* EXTRACTED ENTRIES:
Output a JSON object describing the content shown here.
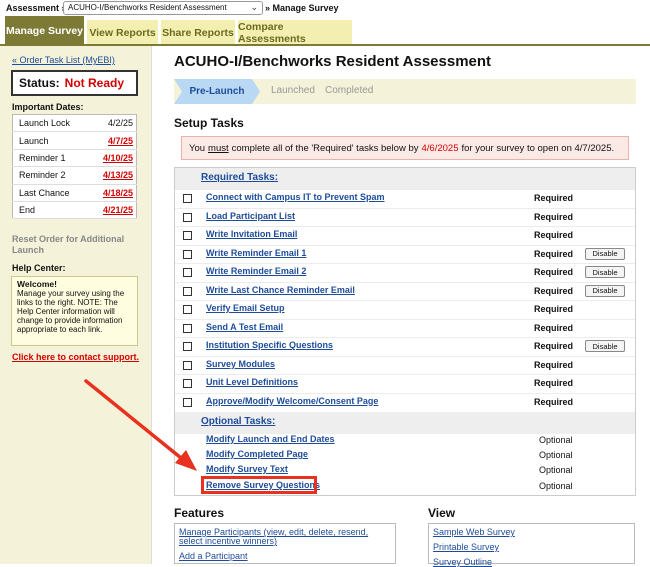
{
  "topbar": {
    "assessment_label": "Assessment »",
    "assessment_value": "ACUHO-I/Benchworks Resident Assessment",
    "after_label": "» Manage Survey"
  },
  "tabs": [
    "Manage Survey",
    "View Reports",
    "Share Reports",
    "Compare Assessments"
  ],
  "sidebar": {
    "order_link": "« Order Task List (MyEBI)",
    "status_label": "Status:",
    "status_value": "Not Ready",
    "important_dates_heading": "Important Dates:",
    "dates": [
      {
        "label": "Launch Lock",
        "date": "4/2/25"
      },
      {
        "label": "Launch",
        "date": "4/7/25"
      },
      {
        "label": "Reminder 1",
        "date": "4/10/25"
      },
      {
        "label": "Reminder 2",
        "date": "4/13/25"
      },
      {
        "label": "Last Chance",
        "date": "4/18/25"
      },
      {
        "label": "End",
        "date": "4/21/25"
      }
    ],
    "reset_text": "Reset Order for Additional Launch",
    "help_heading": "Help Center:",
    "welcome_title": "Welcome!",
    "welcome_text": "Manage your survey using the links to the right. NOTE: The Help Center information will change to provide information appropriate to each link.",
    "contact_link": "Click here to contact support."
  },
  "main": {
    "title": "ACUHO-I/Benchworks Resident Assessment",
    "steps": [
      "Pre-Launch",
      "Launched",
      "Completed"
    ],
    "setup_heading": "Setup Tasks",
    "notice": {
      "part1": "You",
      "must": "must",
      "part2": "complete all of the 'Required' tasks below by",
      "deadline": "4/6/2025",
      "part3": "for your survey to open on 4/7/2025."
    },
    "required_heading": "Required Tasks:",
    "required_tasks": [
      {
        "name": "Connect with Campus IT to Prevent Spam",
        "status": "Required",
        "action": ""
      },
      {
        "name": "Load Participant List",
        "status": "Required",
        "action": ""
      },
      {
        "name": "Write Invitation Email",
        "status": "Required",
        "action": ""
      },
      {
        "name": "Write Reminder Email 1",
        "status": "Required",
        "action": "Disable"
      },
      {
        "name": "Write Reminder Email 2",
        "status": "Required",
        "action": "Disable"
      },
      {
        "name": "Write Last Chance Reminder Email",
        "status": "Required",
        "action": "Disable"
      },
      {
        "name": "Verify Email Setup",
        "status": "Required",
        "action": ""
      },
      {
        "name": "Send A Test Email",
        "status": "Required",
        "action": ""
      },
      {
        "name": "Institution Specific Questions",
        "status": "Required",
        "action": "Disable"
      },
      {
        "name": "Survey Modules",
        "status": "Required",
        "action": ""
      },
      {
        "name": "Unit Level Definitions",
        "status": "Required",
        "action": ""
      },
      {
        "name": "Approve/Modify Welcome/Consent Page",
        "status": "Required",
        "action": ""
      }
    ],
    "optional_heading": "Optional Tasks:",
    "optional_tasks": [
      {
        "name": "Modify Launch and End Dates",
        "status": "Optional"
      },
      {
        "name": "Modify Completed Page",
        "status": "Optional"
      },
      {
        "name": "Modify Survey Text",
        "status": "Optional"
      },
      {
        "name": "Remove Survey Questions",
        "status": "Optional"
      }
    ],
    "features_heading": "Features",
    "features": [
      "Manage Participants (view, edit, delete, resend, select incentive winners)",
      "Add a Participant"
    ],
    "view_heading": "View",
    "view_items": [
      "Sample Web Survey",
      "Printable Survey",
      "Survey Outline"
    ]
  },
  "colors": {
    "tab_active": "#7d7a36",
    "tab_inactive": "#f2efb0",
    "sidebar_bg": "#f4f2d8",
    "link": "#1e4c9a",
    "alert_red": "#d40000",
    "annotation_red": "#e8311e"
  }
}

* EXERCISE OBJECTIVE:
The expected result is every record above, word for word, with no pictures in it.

* ANSWER TO THIS PROBLEM:
Output a JSON object describing the content shown here.
{
  "topbar": {
    "assessment_label": "Assessment »",
    "assessment_value": "ACUHO-I/Benchworks Resident Assessment",
    "after_label": "» Manage Survey"
  },
  "tabs": [
    "Manage Survey",
    "View Reports",
    "Share Reports",
    "Compare Assessments"
  ],
  "sidebar": {
    "order_link": "« Order Task List (MyEBI)",
    "status_label": "Status:",
    "status_value": "Not Ready",
    "important_dates_heading": "Important Dates:",
    "dates": [
      {
        "label": "Launch Lock",
        "date": "4/2/25"
      },
      {
        "label": "Launch",
        "date": "4/7/25"
      },
      {
        "label": "Reminder 1",
        "date": "4/10/25"
      },
      {
        "label": "Reminder 2",
        "date": "4/13/25"
      },
      {
        "label": "Last Chance",
        "date": "4/18/25"
      },
      {
        "label": "End",
        "date": "4/21/25"
      }
    ],
    "reset_text": "Reset Order for Additional Launch",
    "help_heading": "Help Center:",
    "welcome_title": "Welcome!",
    "welcome_text": "Manage your survey using the links to the right. NOTE: The Help Center information will change to provide information appropriate to each link.",
    "contact_link": "Click here to contact support."
  },
  "main": {
    "title": "ACUHO-I/Benchworks Resident Assessment",
    "steps": [
      "Pre-Launch",
      "Launched",
      "Completed"
    ],
    "setup_heading": "Setup Tasks",
    "notice": {
      "part1": "You",
      "must": "must",
      "part2": "complete all of the 'Required' tasks below by",
      "deadline": "4/6/2025",
      "part3": "for your survey to open on 4/7/2025."
    },
    "required_heading": "Required Tasks:",
    "required_tasks": [
      {
        "name": "Connect with Campus IT to Prevent Spam",
        "status": "Required",
        "action": ""
      },
      {
        "name": "Load Participant List",
        "status": "Required",
        "action": ""
      },
      {
        "name": "Write Invitation Email",
        "status": "Required",
        "action": ""
      },
      {
        "name": "Write Reminder Email 1",
        "status": "Required",
        "action": "Disable"
      },
      {
        "name": "Write Reminder Email 2",
        "status": "Required",
        "action": "Disable"
      },
      {
        "name": "Write Last Chance Reminder Email",
        "status": "Required",
        "action": "Disable"
      },
      {
        "name": "Verify Email Setup",
        "status": "Required",
        "action": ""
      },
      {
        "name": "Send A Test Email",
        "status": "Required",
        "action": ""
      },
      {
        "name": "Institution Specific Questions",
        "status": "Required",
        "action": "Disable"
      },
      {
        "name": "Survey Modules",
        "status": "Required",
        "action": ""
      },
      {
        "name": "Unit Level Definitions",
        "status": "Required",
        "action": ""
      },
      {
        "name": "Approve/Modify Welcome/Consent Page",
        "status": "Required",
        "action": ""
      }
    ],
    "optional_heading": "Optional Tasks:",
    "optional_tasks": [
      {
        "name": "Modify Launch and End Dates",
        "status": "Optional"
      },
      {
        "name": "Modify Completed Page",
        "status": "Optional"
      },
      {
        "name": "Modify Survey Text",
        "status": "Optional"
      },
      {
        "name": "Remove Survey Questions",
        "status": "Optional"
      }
    ],
    "features_heading": "Features",
    "features": [
      "Manage Participants (view, edit, delete, resend, select incentive winners)",
      "Add a Participant"
    ],
    "view_heading": "View",
    "view_items": [
      "Sample Web Survey",
      "Printable Survey",
      "Survey Outline"
    ]
  },
  "colors": {
    "tab_active": "#7d7a36",
    "tab_inactive": "#f2efb0",
    "sidebar_bg": "#f4f2d8",
    "link": "#1e4c9a",
    "alert_red": "#d40000",
    "annotation_red": "#e8311e"
  }
}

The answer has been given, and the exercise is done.